## Directions
Search the data for the word "JSON" and copy out every line that has it.

Input data Block Start

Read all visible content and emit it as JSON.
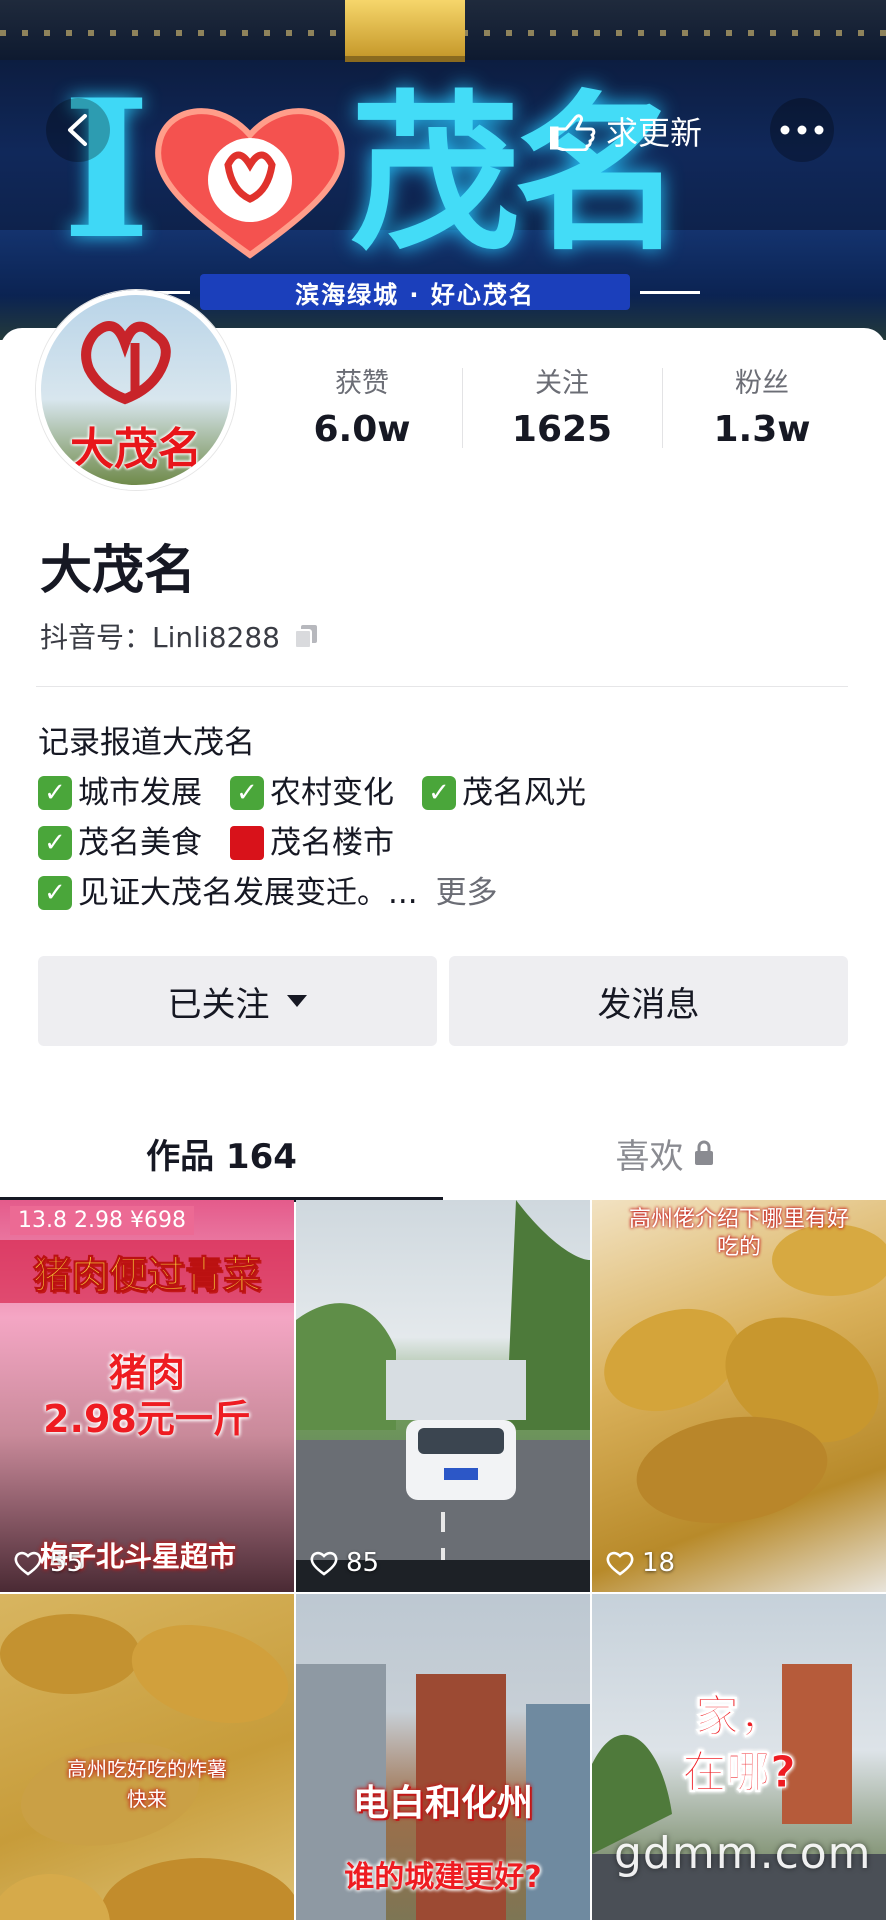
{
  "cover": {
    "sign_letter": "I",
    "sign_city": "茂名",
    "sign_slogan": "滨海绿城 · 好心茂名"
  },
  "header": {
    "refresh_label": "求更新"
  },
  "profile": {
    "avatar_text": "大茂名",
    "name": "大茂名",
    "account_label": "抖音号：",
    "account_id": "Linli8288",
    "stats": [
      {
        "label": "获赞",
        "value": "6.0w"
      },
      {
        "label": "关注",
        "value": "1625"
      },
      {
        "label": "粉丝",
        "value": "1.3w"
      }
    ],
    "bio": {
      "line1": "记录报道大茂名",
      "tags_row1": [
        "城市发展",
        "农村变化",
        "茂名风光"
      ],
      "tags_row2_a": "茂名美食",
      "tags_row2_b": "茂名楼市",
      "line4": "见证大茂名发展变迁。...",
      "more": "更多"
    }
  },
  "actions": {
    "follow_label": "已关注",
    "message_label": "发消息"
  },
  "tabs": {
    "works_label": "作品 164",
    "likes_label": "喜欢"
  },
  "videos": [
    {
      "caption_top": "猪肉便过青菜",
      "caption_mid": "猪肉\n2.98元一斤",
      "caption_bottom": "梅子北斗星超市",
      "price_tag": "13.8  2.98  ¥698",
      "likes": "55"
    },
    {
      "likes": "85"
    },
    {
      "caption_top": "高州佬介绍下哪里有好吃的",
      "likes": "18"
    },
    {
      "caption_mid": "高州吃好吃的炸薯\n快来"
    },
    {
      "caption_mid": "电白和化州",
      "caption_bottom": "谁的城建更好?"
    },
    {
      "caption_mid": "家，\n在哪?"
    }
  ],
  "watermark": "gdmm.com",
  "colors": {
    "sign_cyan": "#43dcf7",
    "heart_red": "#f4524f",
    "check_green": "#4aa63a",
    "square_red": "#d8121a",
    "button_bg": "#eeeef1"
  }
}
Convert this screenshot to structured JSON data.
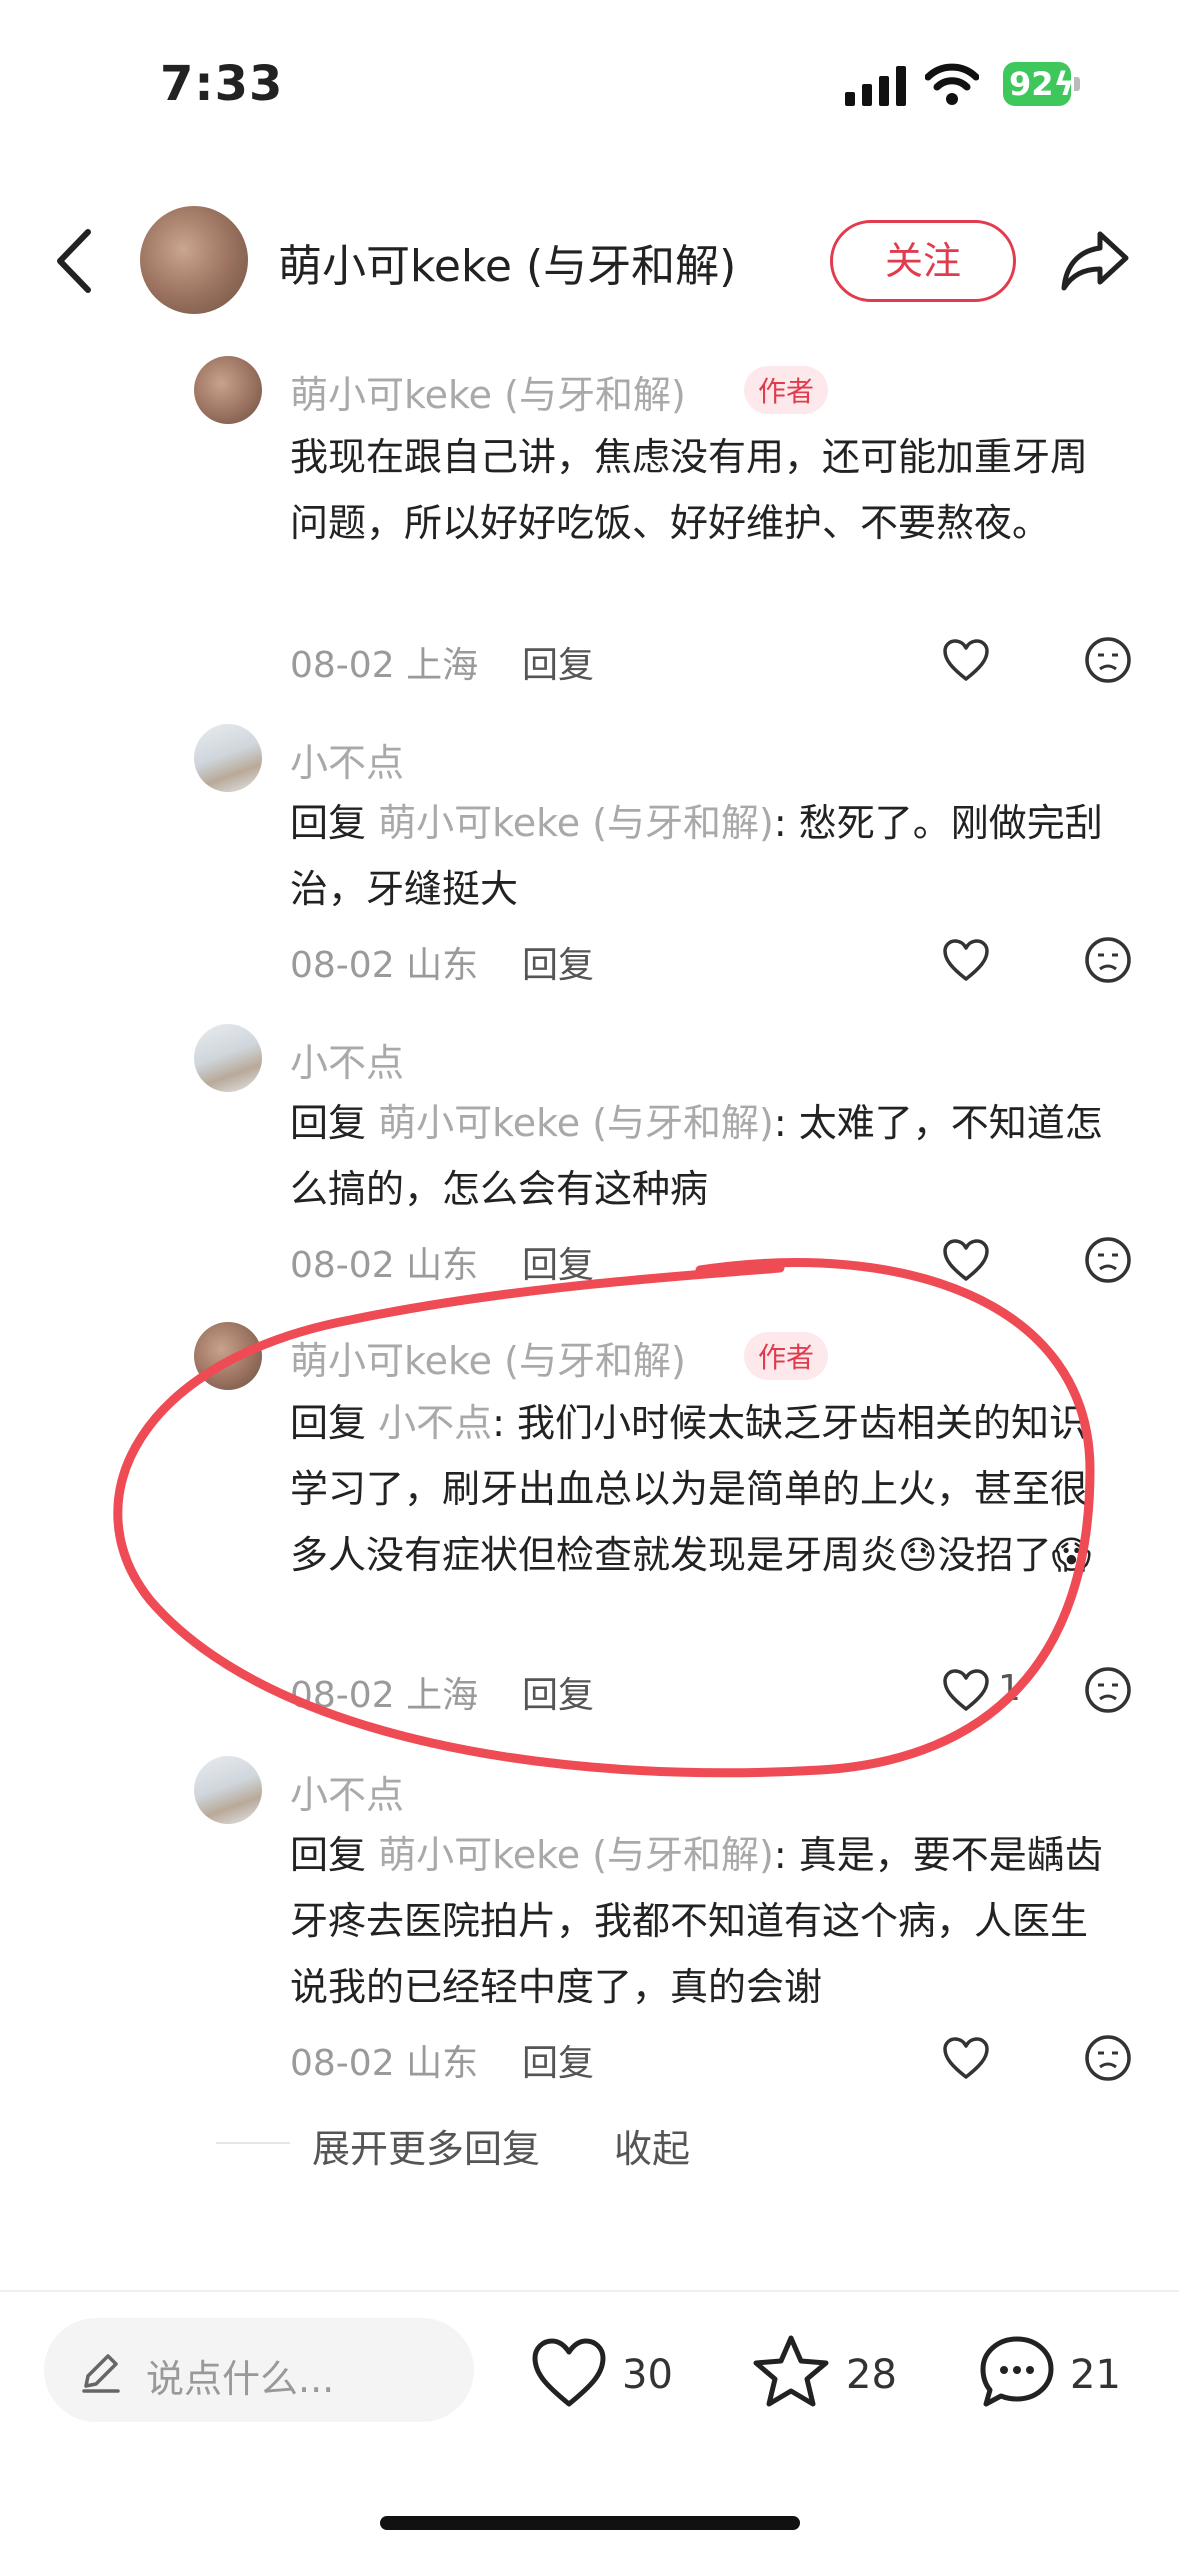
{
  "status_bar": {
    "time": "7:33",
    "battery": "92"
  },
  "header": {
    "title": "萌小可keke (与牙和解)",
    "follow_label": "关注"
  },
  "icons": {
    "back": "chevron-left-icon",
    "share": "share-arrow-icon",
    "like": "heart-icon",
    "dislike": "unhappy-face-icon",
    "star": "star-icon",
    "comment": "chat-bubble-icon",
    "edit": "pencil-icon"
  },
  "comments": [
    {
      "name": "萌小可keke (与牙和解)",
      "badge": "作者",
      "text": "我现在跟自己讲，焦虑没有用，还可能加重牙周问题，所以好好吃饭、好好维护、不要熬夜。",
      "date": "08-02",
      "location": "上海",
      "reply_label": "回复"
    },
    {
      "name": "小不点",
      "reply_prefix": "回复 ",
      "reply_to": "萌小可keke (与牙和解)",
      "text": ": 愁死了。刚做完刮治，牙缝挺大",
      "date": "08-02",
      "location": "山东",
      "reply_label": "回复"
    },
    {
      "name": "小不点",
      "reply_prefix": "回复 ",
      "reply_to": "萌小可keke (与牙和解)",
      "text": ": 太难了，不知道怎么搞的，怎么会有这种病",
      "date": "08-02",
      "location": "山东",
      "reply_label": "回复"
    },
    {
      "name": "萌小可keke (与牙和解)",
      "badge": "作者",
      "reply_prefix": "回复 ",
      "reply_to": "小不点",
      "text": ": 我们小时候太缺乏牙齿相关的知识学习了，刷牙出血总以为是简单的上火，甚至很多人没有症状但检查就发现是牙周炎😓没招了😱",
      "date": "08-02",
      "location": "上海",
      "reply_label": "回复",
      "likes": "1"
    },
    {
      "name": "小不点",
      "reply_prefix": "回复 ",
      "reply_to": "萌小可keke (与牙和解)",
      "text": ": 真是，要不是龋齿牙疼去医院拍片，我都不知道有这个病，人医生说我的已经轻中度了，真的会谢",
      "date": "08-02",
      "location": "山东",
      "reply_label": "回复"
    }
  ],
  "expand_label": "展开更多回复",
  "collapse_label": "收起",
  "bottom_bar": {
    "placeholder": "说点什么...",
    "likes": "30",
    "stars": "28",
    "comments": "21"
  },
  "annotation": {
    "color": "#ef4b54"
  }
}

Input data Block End

## Response area
Read all visible content and emit it as JSON.
Convert this screenshot to structured JSON data.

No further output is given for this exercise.